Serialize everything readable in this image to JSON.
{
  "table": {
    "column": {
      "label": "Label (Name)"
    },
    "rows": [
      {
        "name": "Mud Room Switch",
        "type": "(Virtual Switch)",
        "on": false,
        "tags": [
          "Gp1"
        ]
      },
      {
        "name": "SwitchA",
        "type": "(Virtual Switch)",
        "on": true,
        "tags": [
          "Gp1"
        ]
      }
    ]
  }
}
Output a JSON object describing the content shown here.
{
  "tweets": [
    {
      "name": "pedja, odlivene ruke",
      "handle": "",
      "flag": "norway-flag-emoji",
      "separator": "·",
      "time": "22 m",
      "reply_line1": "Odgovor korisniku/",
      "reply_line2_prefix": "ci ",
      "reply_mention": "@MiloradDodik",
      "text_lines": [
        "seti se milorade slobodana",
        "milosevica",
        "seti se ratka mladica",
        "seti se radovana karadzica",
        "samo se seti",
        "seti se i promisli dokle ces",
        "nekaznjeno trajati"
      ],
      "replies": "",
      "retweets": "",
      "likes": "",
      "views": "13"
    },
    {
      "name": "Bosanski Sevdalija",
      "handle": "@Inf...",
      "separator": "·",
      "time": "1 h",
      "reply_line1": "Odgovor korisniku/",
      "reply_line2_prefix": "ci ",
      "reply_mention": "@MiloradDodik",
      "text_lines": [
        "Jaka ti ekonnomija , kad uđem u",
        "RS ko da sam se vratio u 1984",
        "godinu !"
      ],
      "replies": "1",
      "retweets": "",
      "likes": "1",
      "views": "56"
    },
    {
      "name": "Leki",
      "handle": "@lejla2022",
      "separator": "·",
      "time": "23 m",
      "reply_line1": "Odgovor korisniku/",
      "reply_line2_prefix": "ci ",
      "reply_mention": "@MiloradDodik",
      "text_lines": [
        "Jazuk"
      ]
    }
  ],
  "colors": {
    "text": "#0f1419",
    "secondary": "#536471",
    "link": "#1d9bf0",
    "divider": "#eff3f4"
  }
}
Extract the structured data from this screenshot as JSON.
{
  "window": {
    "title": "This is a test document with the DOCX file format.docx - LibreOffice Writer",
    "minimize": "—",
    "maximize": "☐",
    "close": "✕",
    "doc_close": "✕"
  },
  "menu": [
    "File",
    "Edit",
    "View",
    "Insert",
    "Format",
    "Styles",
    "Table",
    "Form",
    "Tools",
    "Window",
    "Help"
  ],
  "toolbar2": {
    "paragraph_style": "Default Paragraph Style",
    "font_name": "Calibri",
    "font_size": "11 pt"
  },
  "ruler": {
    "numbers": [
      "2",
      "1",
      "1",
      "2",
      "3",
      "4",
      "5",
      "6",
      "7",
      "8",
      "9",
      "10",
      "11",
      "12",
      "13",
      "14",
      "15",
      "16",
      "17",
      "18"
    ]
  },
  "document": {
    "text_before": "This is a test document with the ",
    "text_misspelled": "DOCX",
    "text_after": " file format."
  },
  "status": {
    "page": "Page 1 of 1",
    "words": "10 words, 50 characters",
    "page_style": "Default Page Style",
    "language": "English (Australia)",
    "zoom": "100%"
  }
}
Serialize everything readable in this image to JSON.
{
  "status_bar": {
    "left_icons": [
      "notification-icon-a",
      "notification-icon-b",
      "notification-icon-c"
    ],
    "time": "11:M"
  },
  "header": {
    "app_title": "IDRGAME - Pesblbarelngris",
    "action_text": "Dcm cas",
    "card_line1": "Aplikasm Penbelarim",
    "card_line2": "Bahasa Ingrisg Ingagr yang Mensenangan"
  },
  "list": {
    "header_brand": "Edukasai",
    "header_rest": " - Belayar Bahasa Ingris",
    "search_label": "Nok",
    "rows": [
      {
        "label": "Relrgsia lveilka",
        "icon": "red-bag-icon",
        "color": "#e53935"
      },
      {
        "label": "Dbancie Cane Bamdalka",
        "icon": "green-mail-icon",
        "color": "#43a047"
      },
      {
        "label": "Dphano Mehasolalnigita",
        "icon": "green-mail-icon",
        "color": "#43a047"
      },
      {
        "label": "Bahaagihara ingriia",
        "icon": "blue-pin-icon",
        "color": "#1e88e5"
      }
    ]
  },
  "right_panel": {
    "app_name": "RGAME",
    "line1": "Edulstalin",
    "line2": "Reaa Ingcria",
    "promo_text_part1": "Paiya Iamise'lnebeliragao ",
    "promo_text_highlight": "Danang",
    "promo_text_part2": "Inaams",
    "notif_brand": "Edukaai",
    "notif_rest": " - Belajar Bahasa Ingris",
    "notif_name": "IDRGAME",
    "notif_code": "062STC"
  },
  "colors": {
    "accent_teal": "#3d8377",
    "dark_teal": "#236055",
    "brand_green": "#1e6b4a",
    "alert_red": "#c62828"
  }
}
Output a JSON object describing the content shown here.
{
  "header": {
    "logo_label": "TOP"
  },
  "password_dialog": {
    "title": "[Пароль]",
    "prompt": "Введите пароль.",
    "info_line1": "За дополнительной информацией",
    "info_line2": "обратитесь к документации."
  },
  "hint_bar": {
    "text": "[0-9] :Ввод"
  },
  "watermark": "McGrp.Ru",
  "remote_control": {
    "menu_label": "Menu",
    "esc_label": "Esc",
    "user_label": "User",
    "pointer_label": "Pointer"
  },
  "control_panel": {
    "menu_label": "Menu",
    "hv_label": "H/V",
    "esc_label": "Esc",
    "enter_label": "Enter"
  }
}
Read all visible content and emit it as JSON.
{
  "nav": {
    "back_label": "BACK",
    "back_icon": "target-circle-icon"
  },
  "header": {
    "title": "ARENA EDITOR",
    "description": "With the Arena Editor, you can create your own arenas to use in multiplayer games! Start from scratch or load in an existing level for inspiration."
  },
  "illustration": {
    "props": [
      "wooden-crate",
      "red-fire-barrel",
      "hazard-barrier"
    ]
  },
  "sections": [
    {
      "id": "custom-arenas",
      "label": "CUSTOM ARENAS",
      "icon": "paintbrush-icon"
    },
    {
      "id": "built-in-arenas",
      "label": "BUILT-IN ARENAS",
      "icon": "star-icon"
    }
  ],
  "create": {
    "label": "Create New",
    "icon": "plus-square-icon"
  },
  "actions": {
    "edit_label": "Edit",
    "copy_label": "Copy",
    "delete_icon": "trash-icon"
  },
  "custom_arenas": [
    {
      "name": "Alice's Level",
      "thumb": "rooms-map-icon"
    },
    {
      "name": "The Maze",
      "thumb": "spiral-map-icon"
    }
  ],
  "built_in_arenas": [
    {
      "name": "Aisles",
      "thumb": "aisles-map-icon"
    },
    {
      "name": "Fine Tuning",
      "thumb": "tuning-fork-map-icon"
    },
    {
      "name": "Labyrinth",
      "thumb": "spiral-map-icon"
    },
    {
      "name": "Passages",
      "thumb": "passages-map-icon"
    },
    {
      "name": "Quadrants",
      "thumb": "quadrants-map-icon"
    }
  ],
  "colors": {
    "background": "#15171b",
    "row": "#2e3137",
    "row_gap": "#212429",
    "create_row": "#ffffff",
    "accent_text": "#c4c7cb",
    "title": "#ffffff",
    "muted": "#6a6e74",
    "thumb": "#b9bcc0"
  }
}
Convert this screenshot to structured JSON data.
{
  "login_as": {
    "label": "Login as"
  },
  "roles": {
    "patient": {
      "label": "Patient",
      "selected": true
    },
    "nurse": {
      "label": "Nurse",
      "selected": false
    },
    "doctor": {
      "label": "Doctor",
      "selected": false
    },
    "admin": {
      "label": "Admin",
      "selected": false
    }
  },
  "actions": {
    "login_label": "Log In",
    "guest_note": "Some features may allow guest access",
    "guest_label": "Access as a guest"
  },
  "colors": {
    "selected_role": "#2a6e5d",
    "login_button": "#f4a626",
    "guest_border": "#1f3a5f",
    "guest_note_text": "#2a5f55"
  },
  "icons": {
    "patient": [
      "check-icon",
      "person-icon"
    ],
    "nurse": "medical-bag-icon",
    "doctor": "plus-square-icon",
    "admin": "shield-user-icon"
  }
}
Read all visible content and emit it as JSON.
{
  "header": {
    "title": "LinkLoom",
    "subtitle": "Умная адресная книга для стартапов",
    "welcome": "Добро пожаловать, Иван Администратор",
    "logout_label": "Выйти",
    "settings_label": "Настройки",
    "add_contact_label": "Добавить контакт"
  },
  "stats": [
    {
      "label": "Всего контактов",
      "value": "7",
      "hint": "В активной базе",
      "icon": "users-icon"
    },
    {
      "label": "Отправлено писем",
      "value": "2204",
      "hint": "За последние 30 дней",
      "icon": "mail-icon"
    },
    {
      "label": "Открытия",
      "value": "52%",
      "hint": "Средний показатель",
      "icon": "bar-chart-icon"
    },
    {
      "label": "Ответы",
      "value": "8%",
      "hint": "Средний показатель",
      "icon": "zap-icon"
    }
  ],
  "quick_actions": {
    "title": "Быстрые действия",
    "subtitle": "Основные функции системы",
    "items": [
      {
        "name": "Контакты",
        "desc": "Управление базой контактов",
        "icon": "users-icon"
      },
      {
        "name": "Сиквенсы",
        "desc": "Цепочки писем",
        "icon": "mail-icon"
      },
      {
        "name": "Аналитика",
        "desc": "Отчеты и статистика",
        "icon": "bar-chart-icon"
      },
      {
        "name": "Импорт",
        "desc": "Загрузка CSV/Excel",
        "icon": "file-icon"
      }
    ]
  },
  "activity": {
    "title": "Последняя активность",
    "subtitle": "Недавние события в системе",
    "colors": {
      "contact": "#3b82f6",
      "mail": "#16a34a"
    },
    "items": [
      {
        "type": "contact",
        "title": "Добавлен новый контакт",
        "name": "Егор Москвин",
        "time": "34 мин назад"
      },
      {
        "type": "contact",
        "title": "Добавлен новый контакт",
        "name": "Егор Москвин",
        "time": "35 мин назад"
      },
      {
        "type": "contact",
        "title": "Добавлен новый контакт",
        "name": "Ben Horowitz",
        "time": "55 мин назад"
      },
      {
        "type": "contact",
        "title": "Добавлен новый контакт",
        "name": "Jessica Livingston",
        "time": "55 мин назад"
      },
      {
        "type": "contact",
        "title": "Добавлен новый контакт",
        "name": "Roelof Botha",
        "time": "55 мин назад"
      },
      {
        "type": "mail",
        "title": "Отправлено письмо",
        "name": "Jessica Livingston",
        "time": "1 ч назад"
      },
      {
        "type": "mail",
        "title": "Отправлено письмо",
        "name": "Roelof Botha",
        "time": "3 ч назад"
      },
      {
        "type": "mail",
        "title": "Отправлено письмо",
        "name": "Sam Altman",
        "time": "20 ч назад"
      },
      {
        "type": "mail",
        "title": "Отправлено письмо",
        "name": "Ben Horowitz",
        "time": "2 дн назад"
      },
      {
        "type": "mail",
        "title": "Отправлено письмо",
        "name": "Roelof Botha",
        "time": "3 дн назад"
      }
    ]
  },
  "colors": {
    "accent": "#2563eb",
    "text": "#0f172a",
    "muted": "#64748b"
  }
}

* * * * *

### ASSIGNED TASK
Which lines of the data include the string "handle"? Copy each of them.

### PROBLEM SOLUTION
      "handle": "",
      "handle": "@Inf...",
      "handle": "@lejla2022",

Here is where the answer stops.